/schizo·ty·pal/ (skit″so-ti´p'l) exhibiting abnormalities in behavior and communication style similar to those of schizophrenia, but less severe. See under personality.
References in periodicals archive ?
One study investigated the association of MPAs and neurological soft signs with schizotype in first degree relatives (11).
Benign schizotypy: Investigating differences between clusters of schizotype on paranormal belief, creativity, intelligence and mental health.
Holt, Simmonds-Moore, and Moore (2008) described a type of schizotypes known as "happy schizotypes," who tend to have good mental health (although notas good as those who are low in all forms of schizotypy), a belief in the "paranormal," and high scores on creativity measures.
As such they often are called "happy schizotypes," although the expression "schizotypy" may be a misnomer considering the apparent healthy status of such individuals (Claridge, 1997).
Claridge, who carried out the pioneer work on "positive" or "happy" schizotypes, joint-authored a paper reporting that the schizotypy measure correlated with distressful nightmares (Claridge, Clark, & Davis, 1997).
He describes what schizotypic psychopathology is, how to recognize it, and its use for explaining schizophrenia, showing that the disorder begins before the emergence of symptoms and that studying schizotypes provides opportunity for examining risk in nonpsychotic individuals.
The hypothesis was that the high schizotypes would have early visual deficits (P1 component reduction) and working memory similar to that observed in persons with schizophrenia and their first-degree relatives.

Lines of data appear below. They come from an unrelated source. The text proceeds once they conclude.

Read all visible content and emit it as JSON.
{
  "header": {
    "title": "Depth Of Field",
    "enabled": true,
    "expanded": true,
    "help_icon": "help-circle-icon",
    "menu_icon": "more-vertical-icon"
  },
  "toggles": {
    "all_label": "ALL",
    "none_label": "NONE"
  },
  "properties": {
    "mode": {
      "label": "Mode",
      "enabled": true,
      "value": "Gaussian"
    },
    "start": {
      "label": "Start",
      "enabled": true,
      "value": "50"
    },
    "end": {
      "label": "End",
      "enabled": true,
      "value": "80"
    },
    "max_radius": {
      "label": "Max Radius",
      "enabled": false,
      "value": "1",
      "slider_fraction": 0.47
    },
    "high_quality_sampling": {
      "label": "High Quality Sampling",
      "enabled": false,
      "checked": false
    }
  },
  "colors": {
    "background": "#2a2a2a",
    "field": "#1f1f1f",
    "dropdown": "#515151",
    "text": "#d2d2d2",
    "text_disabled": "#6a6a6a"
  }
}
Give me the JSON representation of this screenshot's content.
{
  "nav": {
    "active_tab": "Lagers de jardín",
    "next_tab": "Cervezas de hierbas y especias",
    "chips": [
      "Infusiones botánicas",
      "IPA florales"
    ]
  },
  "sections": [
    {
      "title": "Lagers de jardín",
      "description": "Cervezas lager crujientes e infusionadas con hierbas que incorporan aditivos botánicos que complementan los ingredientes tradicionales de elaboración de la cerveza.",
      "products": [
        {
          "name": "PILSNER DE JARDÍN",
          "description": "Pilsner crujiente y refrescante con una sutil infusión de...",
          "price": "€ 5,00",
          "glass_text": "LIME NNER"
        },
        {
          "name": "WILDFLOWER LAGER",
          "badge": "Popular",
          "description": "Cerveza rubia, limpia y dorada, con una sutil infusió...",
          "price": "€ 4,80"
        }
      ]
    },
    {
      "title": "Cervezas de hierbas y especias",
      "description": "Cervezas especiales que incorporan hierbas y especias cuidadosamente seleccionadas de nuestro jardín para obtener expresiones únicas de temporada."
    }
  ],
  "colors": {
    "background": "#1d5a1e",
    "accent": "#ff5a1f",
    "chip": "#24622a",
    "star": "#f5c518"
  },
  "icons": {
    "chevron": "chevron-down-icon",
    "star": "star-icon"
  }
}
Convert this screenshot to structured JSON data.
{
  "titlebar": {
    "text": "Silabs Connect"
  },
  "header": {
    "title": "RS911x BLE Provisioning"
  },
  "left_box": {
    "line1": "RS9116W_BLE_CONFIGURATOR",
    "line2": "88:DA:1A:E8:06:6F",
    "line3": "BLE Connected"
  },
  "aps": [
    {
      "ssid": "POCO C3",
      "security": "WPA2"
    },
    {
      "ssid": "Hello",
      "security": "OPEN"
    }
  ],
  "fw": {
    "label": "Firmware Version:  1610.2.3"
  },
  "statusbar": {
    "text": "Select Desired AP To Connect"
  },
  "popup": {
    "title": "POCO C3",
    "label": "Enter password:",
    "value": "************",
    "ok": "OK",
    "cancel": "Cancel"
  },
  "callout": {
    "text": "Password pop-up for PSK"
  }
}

However, the performance on the task was significantly worse in the high schizotypes, as they identified correctly a lower number of target cues (P = .
Benign schizotypy: Investigating differences between clusters of schizotypes on paranormal belief, creativity, intelligence and mental health.
The "low schizotypy" cluster (corresponding to the high Unusual Experiences cluster from the previous study) scored significantly higher than the other two clusters on the Sense of Coherence scale, suggesting that this cluster consisted of "healthy schizotypes.